Coelogyne flaccida S.E. Asia/ South China at mid-high elevations.
Known as Li Lin Bei Mu Lan in China, Coelogyne flaccida is a spectacular species if given the right conditions. The very fragrant flowers are borne on a cascading inflorescence that seems to freely hang from unusually “rippled” foliage. The trick is bright light but cooler temperatures (sometimes hard to achieve) with heavy watering when actively growing. This specimen is grown in an 8" clay pot and suspended high just below the direct path of our cooler.

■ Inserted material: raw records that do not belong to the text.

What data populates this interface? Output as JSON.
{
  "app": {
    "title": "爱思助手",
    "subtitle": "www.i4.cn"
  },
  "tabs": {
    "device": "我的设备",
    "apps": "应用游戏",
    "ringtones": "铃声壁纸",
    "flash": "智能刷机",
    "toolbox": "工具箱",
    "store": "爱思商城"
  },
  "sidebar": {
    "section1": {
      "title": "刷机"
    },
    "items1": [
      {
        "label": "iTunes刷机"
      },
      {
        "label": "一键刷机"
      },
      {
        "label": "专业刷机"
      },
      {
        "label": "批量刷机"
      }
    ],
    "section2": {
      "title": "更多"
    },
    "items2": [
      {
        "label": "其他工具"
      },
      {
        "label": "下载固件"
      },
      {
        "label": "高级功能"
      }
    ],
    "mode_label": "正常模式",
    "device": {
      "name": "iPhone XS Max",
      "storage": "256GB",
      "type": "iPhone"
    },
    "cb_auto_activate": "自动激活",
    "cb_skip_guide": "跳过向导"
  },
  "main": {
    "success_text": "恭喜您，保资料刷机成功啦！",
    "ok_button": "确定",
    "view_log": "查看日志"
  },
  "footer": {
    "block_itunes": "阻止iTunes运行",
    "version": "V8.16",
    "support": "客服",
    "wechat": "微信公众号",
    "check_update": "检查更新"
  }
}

Described in 2001, Coel. usitana is known for the remarkable contrast between the lip and column of the flower. The lip is best described as “brick red” but can appear almost black unless viewed in good light. Like other coelogyne, it’s flower spikes emerge from the center of developing leaves and cascade over the pot before a single sequentially-blooming bud develops. While the foliage is growing, it forms a funnel shape and care must be taken to avoid letting water stand in the center or rot can set in- killing the foliage and flower spike. As the growth matures an oval shaped pseudobulb is formed with a single wide leaf at the top. I have grown many different plants of this species and it’s fairly accommodating in moderately bright light and intermediate temperatures (85 deg high/55 deg low) hung for good airflow and viewing of the flowers.